### EXERCISE OBJECTIVE
Give the data below again exactly as written, without its pictures.

### DATA EXCERPTS
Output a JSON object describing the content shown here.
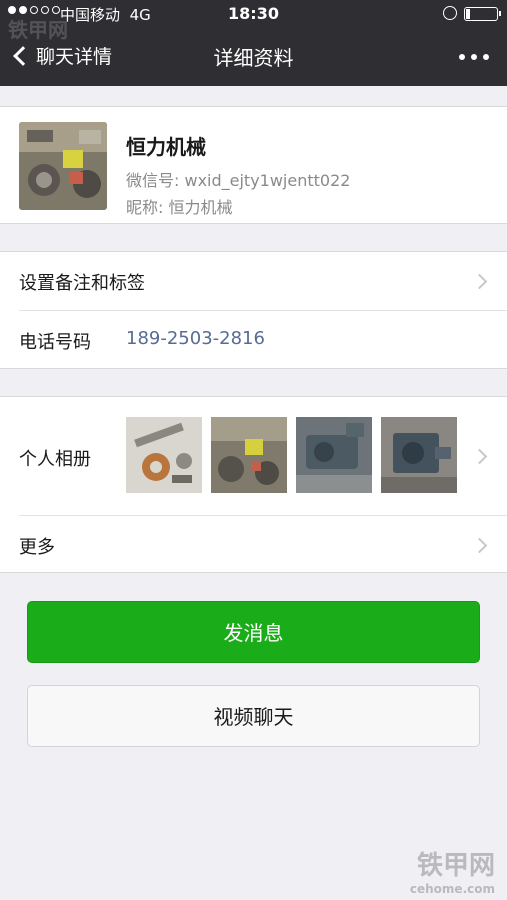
{
  "status_bar": {
    "carrier": "中国移动",
    "network": "4G",
    "time": "18:30"
  },
  "nav": {
    "back_label": "聊天详情",
    "title": "详细资料"
  },
  "profile": {
    "name": "恒力机械",
    "wechat_id": "微信号: wxid_ejty1wjentt022",
    "nickname": "昵称: 恒力机械"
  },
  "rows": {
    "remark_label": "设置备注和标签",
    "phone_label": "电话号码",
    "phone_value": "189-2503-2816",
    "album_label": "个人相册",
    "more_label": "更多"
  },
  "buttons": {
    "message": "发消息",
    "video": "视频聊天"
  },
  "watermark": {
    "brand": "铁甲网",
    "site": "cehome.com"
  },
  "colors": {
    "topbar": "#2e2e33",
    "primary_green": "#1aad19",
    "link_blue": "#576b95",
    "background": "#efeff4"
  }
}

### FINISHED EXERCISE
Output a JSON object describing the content shown here.
{
  "status_bar": {
    "carrier": "中国移动",
    "network": "4G",
    "time": "18:30"
  },
  "nav": {
    "back_label": "聊天详情",
    "title": "详细资料"
  },
  "profile": {
    "name": "恒力机械",
    "wechat_id": "微信号: wxid_ejty1wjentt022",
    "nickname": "昵称: 恒力机械"
  },
  "rows": {
    "remark_label": "设置备注和标签",
    "phone_label": "电话号码",
    "phone_value": "189-2503-2816",
    "album_label": "个人相册",
    "more_label": "更多"
  },
  "buttons": {
    "message": "发消息",
    "video": "视频聊天"
  },
  "watermark": {
    "brand": "铁甲网",
    "site": "cehome.com"
  },
  "colors": {
    "topbar": "#2e2e33",
    "primary_green": "#1aad19",
    "link_blue": "#576b95",
    "background": "#efeff4"
  }
}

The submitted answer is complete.